The battle of Marignano: 13 and 14 September 1515
On his accession to the throne in January 1515, Francis I asserted his claim to the Duchy of Milan. Having secured the neutrality of the Holy Roman Emperor and the King of England and, more importantly, the support of Venice and the backing of Genoa and Savoy, Francis I marched towards Italy at the head of his army, leaving his mother, Louise of Savoy, as queen regent.
The French army’s strength lay in its artillery: 2,500 gunners operating 60 heavy guns and 200 lighter weapons. The King of France also recruited 22,000 German mercenaries, including 17,000 Landskenechts.
The soldiers assembled in Lyon in the summer of 1515, under the command of the Constable of Bourbon, infantry commander Pedro Navarro and the renowned knight Sir Bayard.

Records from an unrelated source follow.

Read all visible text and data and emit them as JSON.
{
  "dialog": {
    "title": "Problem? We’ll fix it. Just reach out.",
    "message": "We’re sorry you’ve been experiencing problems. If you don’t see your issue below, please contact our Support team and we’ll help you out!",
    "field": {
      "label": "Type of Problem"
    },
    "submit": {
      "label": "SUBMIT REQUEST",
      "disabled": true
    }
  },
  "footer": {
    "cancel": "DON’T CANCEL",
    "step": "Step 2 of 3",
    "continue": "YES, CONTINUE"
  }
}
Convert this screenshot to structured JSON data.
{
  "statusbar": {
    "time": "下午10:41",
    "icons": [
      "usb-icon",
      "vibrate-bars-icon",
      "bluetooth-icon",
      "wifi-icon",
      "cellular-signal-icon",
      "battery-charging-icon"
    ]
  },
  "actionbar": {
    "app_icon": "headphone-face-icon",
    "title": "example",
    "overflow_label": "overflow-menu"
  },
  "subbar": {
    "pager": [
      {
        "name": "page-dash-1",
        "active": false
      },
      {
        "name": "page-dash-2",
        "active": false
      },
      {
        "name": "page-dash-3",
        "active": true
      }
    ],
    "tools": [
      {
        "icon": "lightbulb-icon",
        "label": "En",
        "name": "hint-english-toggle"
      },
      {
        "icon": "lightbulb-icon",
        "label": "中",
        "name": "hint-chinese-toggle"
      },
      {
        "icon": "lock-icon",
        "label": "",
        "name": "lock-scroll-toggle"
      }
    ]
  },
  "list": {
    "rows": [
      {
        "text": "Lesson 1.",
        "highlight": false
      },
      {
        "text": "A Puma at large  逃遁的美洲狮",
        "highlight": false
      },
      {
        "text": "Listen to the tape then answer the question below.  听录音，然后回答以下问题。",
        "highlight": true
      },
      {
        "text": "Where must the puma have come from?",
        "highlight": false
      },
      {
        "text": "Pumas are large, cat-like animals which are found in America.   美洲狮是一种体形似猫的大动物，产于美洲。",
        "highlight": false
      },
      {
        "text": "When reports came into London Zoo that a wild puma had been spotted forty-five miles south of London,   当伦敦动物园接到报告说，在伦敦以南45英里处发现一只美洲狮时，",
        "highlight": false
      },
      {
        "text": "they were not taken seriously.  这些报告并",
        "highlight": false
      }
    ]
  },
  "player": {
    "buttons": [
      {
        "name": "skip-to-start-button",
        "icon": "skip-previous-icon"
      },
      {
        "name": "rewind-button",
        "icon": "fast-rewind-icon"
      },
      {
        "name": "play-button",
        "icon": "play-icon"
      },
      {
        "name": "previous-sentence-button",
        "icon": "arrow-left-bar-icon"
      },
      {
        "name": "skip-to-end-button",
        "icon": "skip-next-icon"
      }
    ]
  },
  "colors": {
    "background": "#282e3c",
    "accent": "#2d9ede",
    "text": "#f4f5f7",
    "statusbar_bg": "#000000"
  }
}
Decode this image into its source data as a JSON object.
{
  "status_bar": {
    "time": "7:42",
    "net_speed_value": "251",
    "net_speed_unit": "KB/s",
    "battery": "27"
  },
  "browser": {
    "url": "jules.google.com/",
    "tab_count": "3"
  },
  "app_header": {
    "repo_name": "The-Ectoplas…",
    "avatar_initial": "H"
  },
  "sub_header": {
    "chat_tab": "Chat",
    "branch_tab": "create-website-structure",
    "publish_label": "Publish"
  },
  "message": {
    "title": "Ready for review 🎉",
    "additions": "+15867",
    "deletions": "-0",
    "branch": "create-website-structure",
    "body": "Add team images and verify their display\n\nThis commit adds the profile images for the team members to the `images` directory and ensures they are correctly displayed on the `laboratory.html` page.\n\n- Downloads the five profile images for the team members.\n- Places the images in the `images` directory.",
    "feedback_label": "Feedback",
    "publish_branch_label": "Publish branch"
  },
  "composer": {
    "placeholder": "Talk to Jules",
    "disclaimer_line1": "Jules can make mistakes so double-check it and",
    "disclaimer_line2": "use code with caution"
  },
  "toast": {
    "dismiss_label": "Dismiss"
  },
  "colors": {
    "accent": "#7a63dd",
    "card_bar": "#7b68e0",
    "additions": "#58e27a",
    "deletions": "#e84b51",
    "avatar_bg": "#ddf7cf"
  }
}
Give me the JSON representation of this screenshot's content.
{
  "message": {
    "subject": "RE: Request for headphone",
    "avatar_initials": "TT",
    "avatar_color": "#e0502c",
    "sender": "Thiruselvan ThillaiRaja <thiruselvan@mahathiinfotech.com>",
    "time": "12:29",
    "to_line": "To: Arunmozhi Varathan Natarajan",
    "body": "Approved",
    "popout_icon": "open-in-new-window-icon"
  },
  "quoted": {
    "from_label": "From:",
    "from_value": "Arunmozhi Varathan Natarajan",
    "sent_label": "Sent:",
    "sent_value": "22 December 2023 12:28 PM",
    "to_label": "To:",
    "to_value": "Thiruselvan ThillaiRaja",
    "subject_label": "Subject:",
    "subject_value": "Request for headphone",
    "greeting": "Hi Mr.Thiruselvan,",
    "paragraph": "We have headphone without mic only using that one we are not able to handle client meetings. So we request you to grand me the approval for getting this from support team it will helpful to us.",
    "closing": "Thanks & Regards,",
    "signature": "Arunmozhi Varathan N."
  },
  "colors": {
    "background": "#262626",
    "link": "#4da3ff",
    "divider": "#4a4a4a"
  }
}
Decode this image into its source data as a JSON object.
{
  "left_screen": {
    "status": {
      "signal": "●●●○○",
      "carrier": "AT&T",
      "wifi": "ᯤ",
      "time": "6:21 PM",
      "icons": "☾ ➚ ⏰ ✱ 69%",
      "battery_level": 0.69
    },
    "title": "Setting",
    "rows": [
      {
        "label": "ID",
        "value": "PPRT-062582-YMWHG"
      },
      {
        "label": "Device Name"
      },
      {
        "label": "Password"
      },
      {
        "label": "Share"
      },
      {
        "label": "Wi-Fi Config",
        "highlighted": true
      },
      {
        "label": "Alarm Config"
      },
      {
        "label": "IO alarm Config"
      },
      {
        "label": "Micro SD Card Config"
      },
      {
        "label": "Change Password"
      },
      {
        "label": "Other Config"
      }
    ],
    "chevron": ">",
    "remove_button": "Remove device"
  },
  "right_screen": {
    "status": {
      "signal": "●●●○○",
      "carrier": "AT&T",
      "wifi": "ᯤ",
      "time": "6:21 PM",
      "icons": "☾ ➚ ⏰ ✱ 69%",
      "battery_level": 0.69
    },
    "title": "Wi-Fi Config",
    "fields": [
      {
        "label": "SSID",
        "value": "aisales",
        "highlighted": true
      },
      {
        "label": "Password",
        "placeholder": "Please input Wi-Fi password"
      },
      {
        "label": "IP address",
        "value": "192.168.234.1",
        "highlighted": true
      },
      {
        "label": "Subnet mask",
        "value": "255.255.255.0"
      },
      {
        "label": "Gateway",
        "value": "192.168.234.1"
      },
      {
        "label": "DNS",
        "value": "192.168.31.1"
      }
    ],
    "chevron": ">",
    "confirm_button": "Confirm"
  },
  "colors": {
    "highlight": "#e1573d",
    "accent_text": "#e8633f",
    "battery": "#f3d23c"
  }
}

In response, 35,000 Swiss infantrymen marched on Suse and Pignerol, which they occupied, blocking the French army’s usual routes across the Alps at the Mont Cenis and Montgenèvre passes. In August 1515, the main body of the French army left Lyon for Grenoble and Mont-Dauphin, where the army split into several groups. The larger section, commanded by Pedro Navarro, cut southwards and crossed the passes at Var and Larche for the first time, carving out a route using explosives.
While the Swiss, caught off-guard by this unexpected manoeuvre, doubled back to the east, Bayard and his men met up with the main body of the army in Turin, where Francis I was received by his cousin Charles III of Savoy.
From there, the French reached Novara and Pavia and went on to set up camp in Marignano near Milan. Facing them was Maximilian Sforza, Duke of Milan, ally of Spain, Pope Leo X and the formidable Swiss, who were thought to be invincible.
Rather than launching an assault against the duke, whom he knew to be deadly, King Francis negotiated with the Swiss who agreed to retreat for a large sum of money. 12,000 mercenaries abandoned Milan. Fearing total defection, on 13 September Cardinal Matthias Schiner, acting for Maximilian I of Habsburg, led a small troop towards the French camp and spread the rumour that the French had launched their attack. 22,000 Swiss soldiers then marched on them and the battle began. The ensuing assaults were heavy and at midnight the fighting was halted, to be resumed at dawn the next day.
In the morning, the French army assembled around its artillery. The Swiss attacked first, but they were uncoordinated and failed to push back the cavalry charges. In the heat of the battle, around 11 o’clock the Venetian reinforcements arrived on the battlefield and Francis I regained the upper hand.
Seeing these powerful reinforcements, the Swiss captains ordered the retreat. The next day, the French entered Milan, now deserted by the Swiss, and Maximilian Sforza was taken prisoner and exiled to France.
It was the longest and deadliest battle that France had ever fought.